**The task**. What is needed is an exact copy of every record.
::::
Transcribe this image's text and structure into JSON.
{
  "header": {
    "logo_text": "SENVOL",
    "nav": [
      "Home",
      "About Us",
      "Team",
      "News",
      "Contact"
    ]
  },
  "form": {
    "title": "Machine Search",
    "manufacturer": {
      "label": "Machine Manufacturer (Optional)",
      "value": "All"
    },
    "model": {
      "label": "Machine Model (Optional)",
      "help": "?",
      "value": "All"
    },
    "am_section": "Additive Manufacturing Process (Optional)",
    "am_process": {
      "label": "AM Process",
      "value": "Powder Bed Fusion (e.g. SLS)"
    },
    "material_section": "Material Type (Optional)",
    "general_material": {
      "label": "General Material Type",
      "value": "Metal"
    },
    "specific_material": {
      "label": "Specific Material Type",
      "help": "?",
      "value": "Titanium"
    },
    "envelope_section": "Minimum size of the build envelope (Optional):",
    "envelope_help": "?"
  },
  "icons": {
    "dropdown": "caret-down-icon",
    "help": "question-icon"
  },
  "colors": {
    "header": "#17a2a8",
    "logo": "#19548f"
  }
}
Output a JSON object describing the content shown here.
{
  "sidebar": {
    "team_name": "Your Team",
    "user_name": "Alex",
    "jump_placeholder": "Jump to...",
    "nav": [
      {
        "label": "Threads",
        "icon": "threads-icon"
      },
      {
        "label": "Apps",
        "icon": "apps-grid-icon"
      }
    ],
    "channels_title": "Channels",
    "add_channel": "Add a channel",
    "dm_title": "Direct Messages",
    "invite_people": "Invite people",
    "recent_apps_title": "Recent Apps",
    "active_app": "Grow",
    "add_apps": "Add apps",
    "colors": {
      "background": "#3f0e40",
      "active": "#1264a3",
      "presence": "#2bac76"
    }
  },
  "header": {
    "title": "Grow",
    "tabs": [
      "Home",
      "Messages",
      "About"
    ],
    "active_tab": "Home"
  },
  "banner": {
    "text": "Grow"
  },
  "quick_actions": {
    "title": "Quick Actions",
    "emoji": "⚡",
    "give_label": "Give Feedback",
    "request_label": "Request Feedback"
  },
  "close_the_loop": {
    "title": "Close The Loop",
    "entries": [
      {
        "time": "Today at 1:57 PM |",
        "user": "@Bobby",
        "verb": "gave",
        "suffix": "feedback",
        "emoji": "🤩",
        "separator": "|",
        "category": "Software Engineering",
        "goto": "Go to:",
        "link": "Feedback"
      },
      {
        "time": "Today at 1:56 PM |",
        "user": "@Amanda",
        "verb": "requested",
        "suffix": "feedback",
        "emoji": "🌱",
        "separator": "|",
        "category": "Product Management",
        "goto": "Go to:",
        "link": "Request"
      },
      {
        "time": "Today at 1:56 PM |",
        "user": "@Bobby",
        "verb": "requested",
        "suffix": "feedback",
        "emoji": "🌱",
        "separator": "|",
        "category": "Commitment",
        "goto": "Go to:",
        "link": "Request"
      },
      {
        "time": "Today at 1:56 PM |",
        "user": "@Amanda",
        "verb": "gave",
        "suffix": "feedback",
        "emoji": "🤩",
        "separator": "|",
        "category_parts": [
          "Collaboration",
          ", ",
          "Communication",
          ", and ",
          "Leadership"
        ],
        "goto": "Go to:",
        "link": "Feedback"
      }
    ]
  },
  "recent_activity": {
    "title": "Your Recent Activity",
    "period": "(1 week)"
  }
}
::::
**Final answer**.
Transcribe this image's text and structure into JSON.
{
  "header": {
    "logo_text": "SENVOL",
    "nav": [
      "Home",
      "About Us",
      "Team",
      "News",
      "Contact"
    ]
  },
  "form": {
    "title": "Machine Search",
    "manufacturer": {
      "label": "Machine Manufacturer (Optional)",
      "value": "All"
    },
    "model": {
      "label": "Machine Model (Optional)",
      "help": "?",
      "value": "All"
    },
    "am_section": "Additive Manufacturing Process (Optional)",
    "am_process": {
      "label": "AM Process",
      "value": "Powder Bed Fusion (e.g. SLS)"
    },
    "material_section": "Material Type (Optional)",
    "general_material": {
      "label": "General Material Type",
      "value": "Metal"
    },
    "specific_material": {
      "label": "Specific Material Type",
      "help": "?",
      "value": "Titanium"
    },
    "envelope_section": "Minimum size of the build envelope (Optional):",
    "envelope_help": "?"
  },
  "icons": {
    "dropdown": "caret-down-icon",
    "help": "question-icon"
  },
  "colors": {
    "header": "#17a2a8",
    "logo": "#19548f"
  }
}
Output a JSON object describing the content shown here.
{
  "sidebar": {
    "team_name": "Your Team",
    "user_name": "Alex",
    "jump_placeholder": "Jump to...",
    "nav": [
      {
        "label": "Threads",
        "icon": "threads-icon"
      },
      {
        "label": "Apps",
        "icon": "apps-grid-icon"
      }
    ],
    "channels_title": "Channels",
    "add_channel": "Add a channel",
    "dm_title": "Direct Messages",
    "invite_people": "Invite people",
    "recent_apps_title": "Recent Apps",
    "active_app": "Grow",
    "add_apps": "Add apps",
    "colors": {
      "background": "#3f0e40",
      "active": "#1264a3",
      "presence": "#2bac76"
    }
  },
  "header": {
    "title": "Grow",
    "tabs": [
      "Home",
      "Messages",
      "About"
    ],
    "active_tab": "Home"
  },
  "banner": {
    "text": "Grow"
  },
  "quick_actions": {
    "title": "Quick Actions",
    "emoji": "⚡",
    "give_label": "Give Feedback",
    "request_label": "Request Feedback"
  },
  "close_the_loop": {
    "title": "Close The Loop",
    "entries": [
      {
        "time": "Today at 1:57 PM |",
        "user": "@Bobby",
        "verb": "gave",
        "suffix": "feedback",
        "emoji": "🤩",
        "separator": "|",
        "category": "Software Engineering",
        "goto": "Go to:",
        "link": "Feedback"
      },
      {
        "time": "Today at 1:56 PM |",
        "user": "@Amanda",
        "verb": "requested",
        "suffix": "feedback",
        "emoji": "🌱",
        "separator": "|",
        "category": "Product Management",
        "goto": "Go to:",
        "link": "Request"
      },
      {
        "time": "Today at 1:56 PM |",
        "user": "@Bobby",
        "verb": "requested",
        "suffix": "feedback",
        "emoji": "🌱",
        "separator": "|",
        "category": "Commitment",
        "goto": "Go to:",
        "link": "Request"
      },
      {
        "time": "Today at 1:56 PM |",
        "user": "@Amanda",
        "verb": "gave",
        "suffix": "feedback",
        "emoji": "🤩",
        "separator": "|",
        "category_parts": [
          "Collaboration",
          ", ",
          "Communication",
          ", and ",
          "Leadership"
        ],
        "goto": "Go to:",
        "link": "Feedback"
      }
    ]
  },
  "recent_activity": {
    "title": "Your Recent Activity",
    "period": "(1 week)"
  }
}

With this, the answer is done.